Pass the Shark, Ray, and Chimaera Conservation Act
Sharks, rays, and chimaeras, referred to collectively as sharks, are valuable to our seas and the world’s oceans, represented with over 1,000 shark species worldwide. Approximately 200 of these are found in the Philippines. The country has earned a unique position globally in shark biodiversity, ranking fourth after Australia, Indonesia, and Japan, and second in Southeast Asia after Indonesia.
Protecting sharks in the Philippines is in our best interest. Their presence is beneficial to both our economy and ecosystems. Fisheries on sharks have been historically practiced in the Philippines, with municipal dominating over commercial fisheries. Shark-based tourism contributes to the local economy, as well, such as Donsol in Sorsogon and Malapascua Island in Cebu.Tourism supports networks and job opportunities for the locals and businesses. Ecological benefits of sharks include keeping coral reefs and seagrass beds healthy, fish populations robust, and nutrient cycling in the seas functioning. Healthy shark populations means healthy seas.
Despite their value, sharks in the Philippines remain vulnerable to a wide range of threats, mostly due to exploitation by humans, such as directed fisheries, accidental fishery or bycatch, marine debris, habitat destruction,weak law enforcement, and unregulated tourism.
However, the listing of several shark species in the Convention on International Trade in Endangered Species of Wild Fauna and Flora (CITES) in 2016, f and the Convention on Migratory Species (CMS) in October 2017 only proves the urgent need for the Philippines to conserve our dwindling shark populations
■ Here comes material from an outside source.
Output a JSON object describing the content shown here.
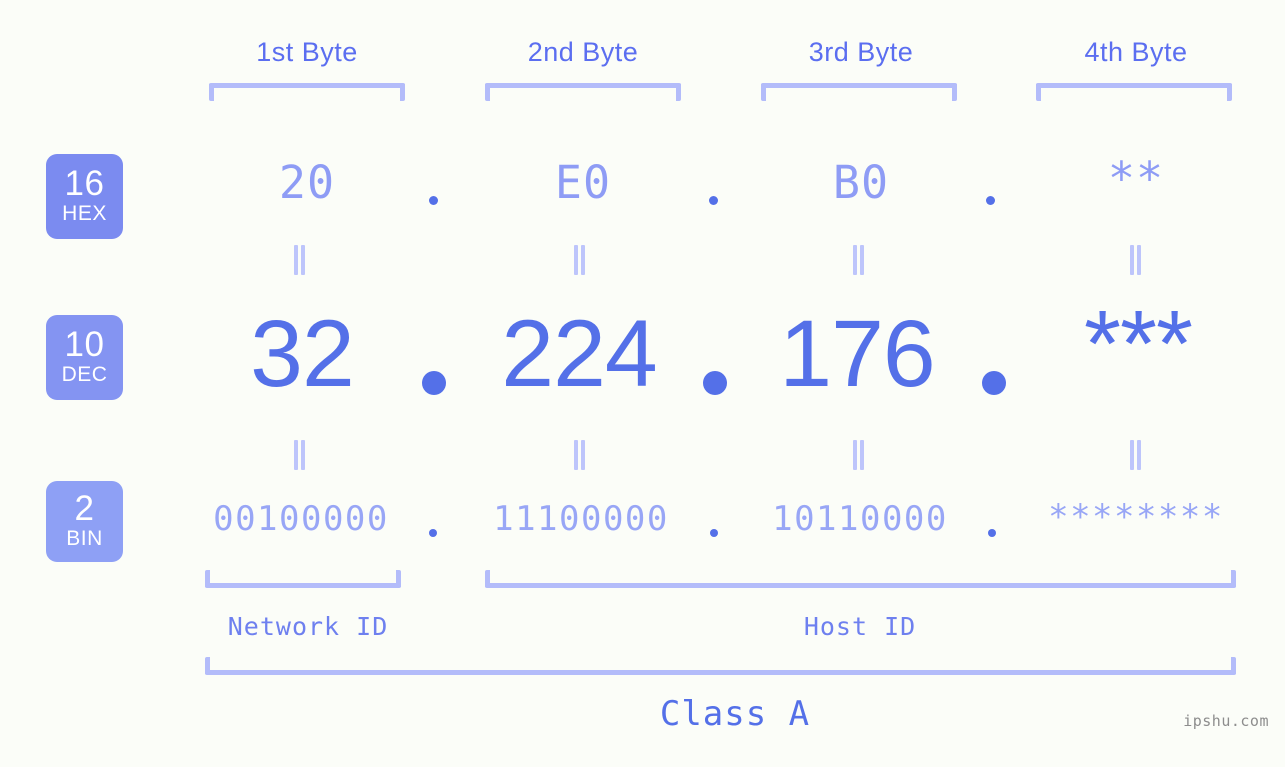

Marine Wildlife Watch of the Philippines, Save Philippine Seas, Greenpeace Philippines, and several other organizations that are members of the Save Sharks Network Philippines (SSNP) launched the Pating, Saan ka Pararating?: the 2020 Conservation Roadmap for Sharks and Rays in the Philippines in November 2017. The 2020 Roadmap tackles the complex issues surrounding shark conservation but more importantly, serves as a guide to align efforts of all stakeholders toward a common vision of conserving sharks and rays in the Philippines through these conservation pillars: research, communication, community engagement, and governance.
The 2020 Roadmap is designed for use by different agencies, organizations, and individuals to execute their commitments on their own or through concerted efforts.
SSNP is urging politicians to pass a comprehensive law that would allow all shark populations in the Philippines to thrive (enforceable, science-based, and socially just). This law will support the implementation of shark programs and other conservation management interventions at a national scale.
In order to pass a law this law, the politicians need to hear it from you.
Here’s how you can help:
1. Sign this petition and share it with your networks!
2. Share our posts on social media sites and include #ConservePHSharks to increase awareness!
3. Attend/volunteer/get involved in shark projects and researches.
4. Do not consume or purchase any product with sharks, rays, and their by-products and
5. Report sightings of sharks and ray species in wet markets, dive sites, shops, or restaurants to
You can download the online version of the 2020 Roadmap on bit.ly/SSNP2020Roadmap and check out the 2020 Roadmap posters on bit.ly/SSNP2020RoadmapPosters